* Work to complete *
Go line by line through the records below. Copy whichever lines contain the string "Согласующие".

[Data records for software interfaces]
+-------+

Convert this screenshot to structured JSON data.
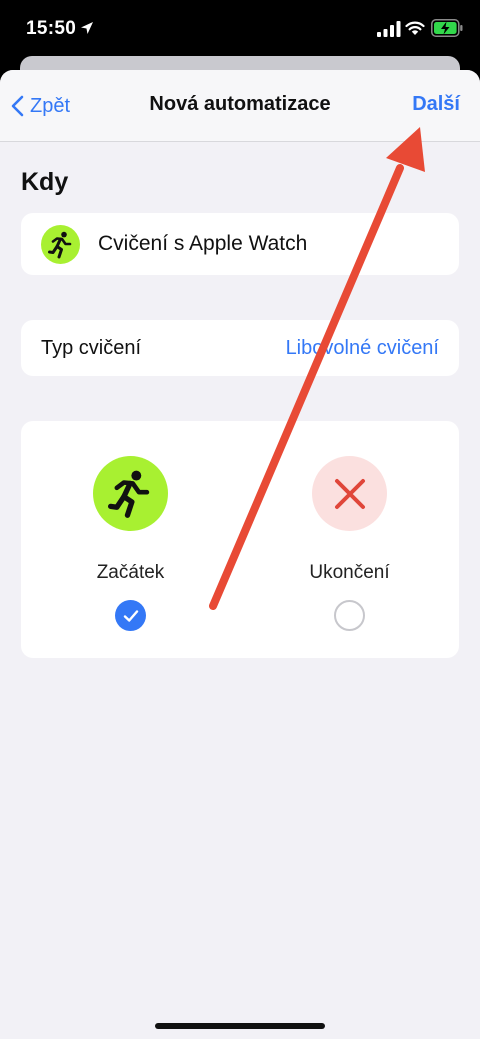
{
  "status_bar": {
    "time": "15:50",
    "icons": [
      "location-arrow-icon",
      "cellular-signal-icon",
      "wifi-icon",
      "battery-charging-icon"
    ]
  },
  "nav": {
    "back_label": "Zpět",
    "title": "Nová automatizace",
    "next_label": "Další"
  },
  "section": {
    "title": "Kdy"
  },
  "trigger": {
    "icon": "running-figure-icon",
    "label": "Cvičení s Apple Watch"
  },
  "workout_type": {
    "label": "Typ cvičení",
    "value": "Libovolné cvičení"
  },
  "options": [
    {
      "label": "Začátek",
      "icon": "running-figure-icon",
      "selected": true
    },
    {
      "label": "Ukončení",
      "icon": "close-x-icon",
      "selected": false
    }
  ],
  "colors": {
    "accent": "#3478f6",
    "activity_green": "#a8f031",
    "end_red": "#e0463a",
    "end_red_bg": "#fbe0df",
    "annotation_arrow": "#e84a35"
  }
}
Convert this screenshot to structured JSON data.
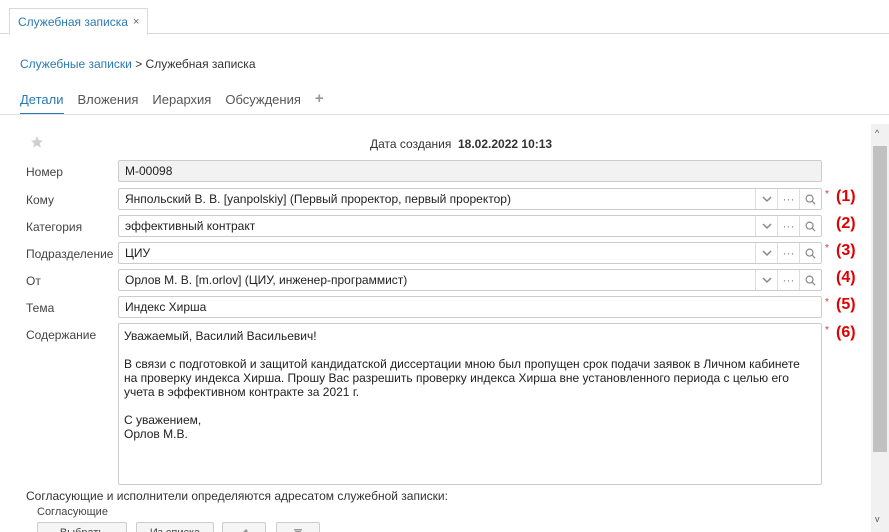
{
  "tab": {
    "title": "Служебная записка",
    "close": "×"
  },
  "breadcrumb": {
    "parent": "Служебные записки",
    "separator": ">",
    "current": "Служебная записка"
  },
  "subtabs": [
    "Детали",
    "Вложения",
    "Иерархия",
    "Обсуждения"
  ],
  "header": {
    "created_label": "Дата создания",
    "created_value": "18.02.2022 10:13"
  },
  "fields": [
    {
      "label": "Номер",
      "value": "M-00098"
    },
    {
      "label": "Кому",
      "value": "Янпольский В. В. [yanpolskiy] (Первый проректор, первый проректор)",
      "required": "*",
      "marker": "(1)"
    },
    {
      "label": "Категория",
      "value": "эффективный контракт",
      "marker": "(2)"
    },
    {
      "label": "Подразделение",
      "value": "ЦИУ",
      "required": "*",
      "marker": "(3)"
    },
    {
      "label": "От",
      "value": "Орлов М. В. [m.orlov] (ЦИУ, инженер-программист)",
      "marker": "(4)"
    },
    {
      "label": "Тема",
      "value": "Индекс Хирша",
      "required": "*",
      "marker": "(5)"
    }
  ],
  "content": {
    "label": "Содержание",
    "required": "*",
    "marker": "(6)",
    "greeting": "Уважаемый, Василий Васильевич!",
    "body": "В связи с подготовкой и защитой кандидатской диссертации мною был пропущен срок подачи заявок в Личном кабинете на проверку индекса Хирша. Прошу Вас разрешить проверку индекса Хирша вне установленного периода с целью его учета в эффективном контракте за 2021 г.",
    "closing": "С уважением,",
    "signature": "Орлов М.В."
  },
  "approval": {
    "note": "Согласующие и исполнители определяются адресатом служебной записки:",
    "approvers_label": "Согласующие"
  },
  "bottom_buttons": [
    "Выбрать",
    "Из списка"
  ],
  "colors": {
    "accent": "#2a7ab0",
    "required": "#e03030",
    "marker": "#e00000"
  }
}
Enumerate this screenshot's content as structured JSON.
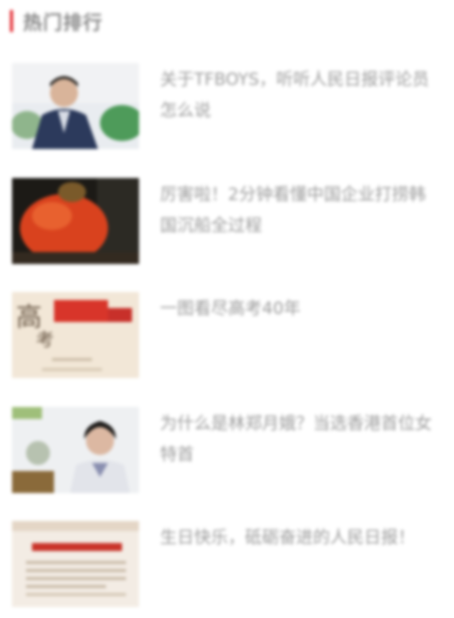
{
  "section": {
    "title": "热门排行",
    "accent_color": "#e3242b"
  },
  "articles": [
    {
      "title": "关于TFBOYS，听听人民日报评论员怎么说",
      "thumb": "man-in-suit-photo"
    },
    {
      "title": "厉害啦！2分钟看懂中国企业打捞韩国沉船全过程",
      "thumb": "salvage-ship-photo"
    },
    {
      "title": "一图看尽高考40年",
      "thumb": "gaokao-infographic"
    },
    {
      "title": "为什么是林郑月娥？当选香港首位女特首",
      "thumb": "carrie-lam-photo"
    },
    {
      "title": "生日快乐，砥砺奋进的人民日报！",
      "thumb": "newspaper-photo"
    }
  ]
}
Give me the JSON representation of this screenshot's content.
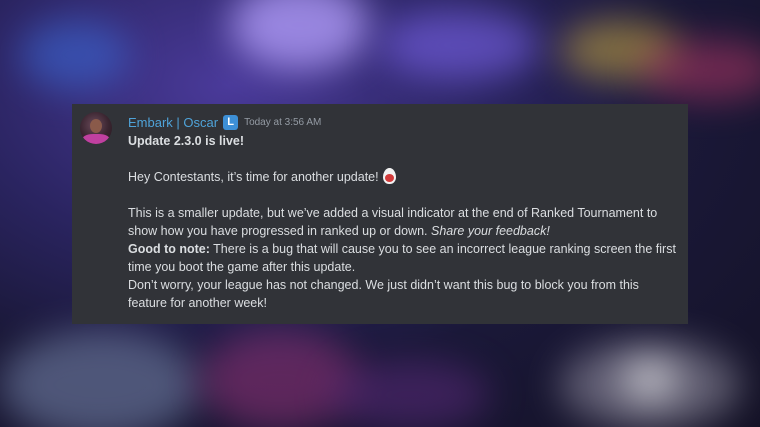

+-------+

* Solved problem *
    "note": "Согласующие и исполнители определяются адресатом служебной записки:",
    "approvers_label": "Согласующие"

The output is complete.